— Problem details —
Every line containing the string "JSON" is to be copied from the records.

◆ ◆ ◆ ◆ ◆

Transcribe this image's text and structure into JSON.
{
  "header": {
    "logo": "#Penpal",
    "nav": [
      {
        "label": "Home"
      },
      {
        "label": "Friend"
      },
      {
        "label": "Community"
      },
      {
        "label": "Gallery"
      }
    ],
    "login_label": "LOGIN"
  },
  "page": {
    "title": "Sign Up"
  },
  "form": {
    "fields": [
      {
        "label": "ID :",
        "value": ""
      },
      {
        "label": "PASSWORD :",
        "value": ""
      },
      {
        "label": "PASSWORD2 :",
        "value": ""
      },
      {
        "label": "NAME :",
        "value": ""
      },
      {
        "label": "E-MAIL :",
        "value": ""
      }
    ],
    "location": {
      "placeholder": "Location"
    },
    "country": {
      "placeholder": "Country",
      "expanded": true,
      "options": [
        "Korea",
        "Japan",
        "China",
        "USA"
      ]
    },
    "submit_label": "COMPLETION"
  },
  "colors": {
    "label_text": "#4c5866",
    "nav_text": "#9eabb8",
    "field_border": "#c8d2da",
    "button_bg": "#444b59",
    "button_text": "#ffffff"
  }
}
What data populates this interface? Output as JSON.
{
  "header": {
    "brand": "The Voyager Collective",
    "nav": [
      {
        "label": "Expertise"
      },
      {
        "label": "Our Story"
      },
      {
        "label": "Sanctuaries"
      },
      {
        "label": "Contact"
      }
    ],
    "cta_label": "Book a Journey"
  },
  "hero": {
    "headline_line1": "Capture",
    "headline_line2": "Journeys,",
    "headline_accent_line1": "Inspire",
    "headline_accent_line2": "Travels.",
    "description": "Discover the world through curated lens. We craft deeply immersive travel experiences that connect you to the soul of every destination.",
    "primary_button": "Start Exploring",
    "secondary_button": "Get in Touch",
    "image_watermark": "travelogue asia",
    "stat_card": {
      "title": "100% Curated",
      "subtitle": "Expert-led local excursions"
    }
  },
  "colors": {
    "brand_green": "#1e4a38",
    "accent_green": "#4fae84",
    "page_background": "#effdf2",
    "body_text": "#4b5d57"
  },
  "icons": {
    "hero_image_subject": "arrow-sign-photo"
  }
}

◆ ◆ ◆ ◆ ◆

— Task solution —
Transcribe this image's text and structure into JSON.
What data populates this interface? Output as JSON.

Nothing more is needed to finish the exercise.